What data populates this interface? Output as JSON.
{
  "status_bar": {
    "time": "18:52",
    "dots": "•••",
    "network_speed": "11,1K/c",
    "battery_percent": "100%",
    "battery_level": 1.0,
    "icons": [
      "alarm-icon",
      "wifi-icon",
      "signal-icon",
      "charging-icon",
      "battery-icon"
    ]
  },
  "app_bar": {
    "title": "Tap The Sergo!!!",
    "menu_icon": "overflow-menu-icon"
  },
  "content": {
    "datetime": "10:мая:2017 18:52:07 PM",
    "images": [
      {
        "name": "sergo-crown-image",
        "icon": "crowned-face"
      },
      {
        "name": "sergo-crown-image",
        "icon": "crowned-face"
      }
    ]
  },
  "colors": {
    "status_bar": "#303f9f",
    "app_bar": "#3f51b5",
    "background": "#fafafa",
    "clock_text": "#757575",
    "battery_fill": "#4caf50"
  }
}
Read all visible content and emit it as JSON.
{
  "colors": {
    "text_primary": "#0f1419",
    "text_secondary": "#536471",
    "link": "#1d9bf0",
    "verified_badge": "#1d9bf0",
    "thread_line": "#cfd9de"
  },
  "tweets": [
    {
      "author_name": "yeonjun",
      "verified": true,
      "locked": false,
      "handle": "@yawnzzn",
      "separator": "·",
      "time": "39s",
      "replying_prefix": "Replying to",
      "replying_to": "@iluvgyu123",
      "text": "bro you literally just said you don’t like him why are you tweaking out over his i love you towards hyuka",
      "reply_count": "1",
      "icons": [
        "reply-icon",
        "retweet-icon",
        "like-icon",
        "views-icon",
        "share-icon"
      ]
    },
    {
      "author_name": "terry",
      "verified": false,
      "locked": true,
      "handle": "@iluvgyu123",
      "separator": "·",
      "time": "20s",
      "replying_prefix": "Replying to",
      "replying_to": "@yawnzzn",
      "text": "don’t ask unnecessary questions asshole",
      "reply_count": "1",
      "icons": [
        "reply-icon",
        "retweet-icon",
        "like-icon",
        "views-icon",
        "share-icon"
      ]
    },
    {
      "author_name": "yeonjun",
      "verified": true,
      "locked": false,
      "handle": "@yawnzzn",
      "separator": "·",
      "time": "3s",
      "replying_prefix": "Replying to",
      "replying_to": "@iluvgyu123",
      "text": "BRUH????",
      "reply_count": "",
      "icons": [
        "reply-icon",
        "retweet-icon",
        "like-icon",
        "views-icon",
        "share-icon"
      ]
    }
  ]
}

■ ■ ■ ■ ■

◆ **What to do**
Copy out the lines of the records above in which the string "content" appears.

◆ **Exercise response**
  "content": {
Read all visible content and emit it as JSON.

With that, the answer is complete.